Kellie Hotter is smart, hardworking, experienced and energetic. She is possessed of a detailed and expansive knowledge of La Plata County and county government. And while she clearly brings a Republican sensibility toward government regulation and business, she is neither overly ideological nor unduly focused on any single issue.
La Plata County voters should re-elect Kellie Hotter.
Hotter has several priorities for her second term. As the incoming president of Colorado Counties Inc., she hopes to be a voice for the Western Slope and, more broadly, for improving county government and the state and federal legislation that affects it.
She also would defend county spending on roads and infrastructure from further budget cuts by insisting that, as she puts it, “not all departments are created equal.”
Hotter supports introducing refueling stations to serve vehicles converted to run on natural gas. With that, she also would look at converting the county’s fleet to use that cleaner-burning fuel.
And as might be expected from a good Republican, she puts a high priority on keeping the county debt-free and maintaining its stellar credit rating

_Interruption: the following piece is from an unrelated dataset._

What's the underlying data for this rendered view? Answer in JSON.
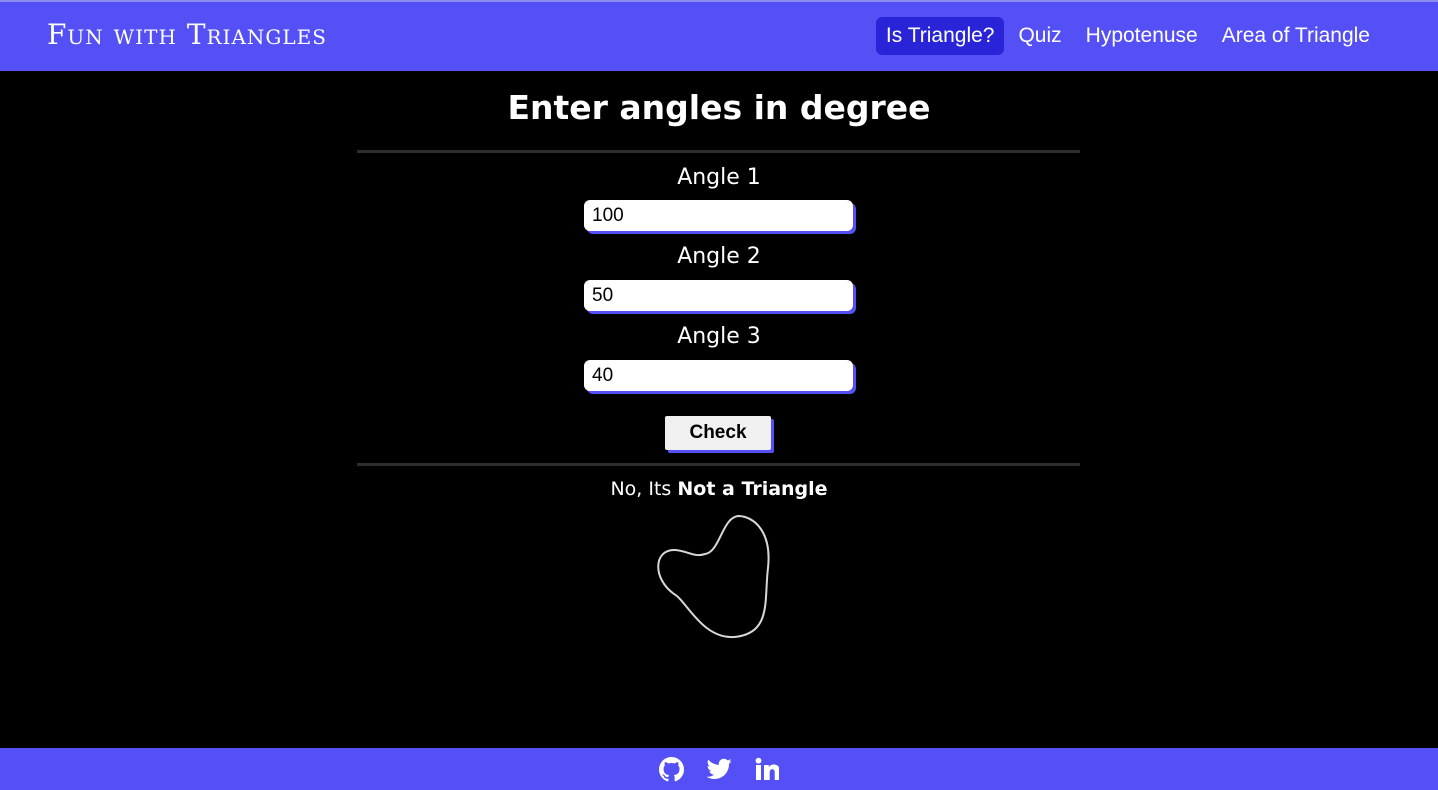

But the central issue for Hotter will have to be how to move forward on county planning. She talks about the importance of improving the business climate and the “three-legged stool” of retaining, expanding and attracting businesses. In reality, though, the county’s primary role in economic development probably lies in land-use planning. Hotter says the current process is too cumbersome and capricious when what businesses need is predictability.
In general, that makes sense. But with such issues the details always are difficult. And for Hotter, it opens an unsettled issue.
The most damning and contentious episode of her tenure as commissioner had to be the collapse of the comprehensive plan. That episode cannot be laid solely at her feet – commissioners Bobby Lieb and Wally White share responsibility – but neither can it be ignored. Hundreds of thousands of dollars were involved as were countless hours of resident participation.
Hotter is too smart to try to pretend that train wreck somehow was a win. As she says, the process went awry. But she does offer hope for revisiting the comp plan and says that while the plan was shelved, it still exists, with usable components still intact.
Part of that hope lies in the fact that the county has a new county manager and a new planning director. But the problem last time ultimately was not the county staff, but that the commissioners allowed the process to spin out of control.
Hotter’s credibility and perhaps her future success lie in her handling of county planning – including the now-dormant comp plan. The predictability she rightly says investors require depends on that – and on whether she first can re-establish trust in the process.
She thinks she can. We think she should be given the chance to do so.
Opposing Hotter is Gwen Lachelt, another intelligent and energetic woman with a history of hard work on behalf of the community, her neighbors and the environment. But defending the interests of surface owners and the environment against excesses and bad practices in the gas industry has meant that she continually has been in opposition to that industry for decades.
That is a legitimate position for an activist or organizer. And in that role Lachelt has done good, important work. It is less valuable experience for leading a county that faces a broad array of diverse issues and that, while certainly concerned about gas development’s side effects, has precedent-setting controls in place and a good relationship with the industry.
Vote for Kellie Hotter for county commissioner.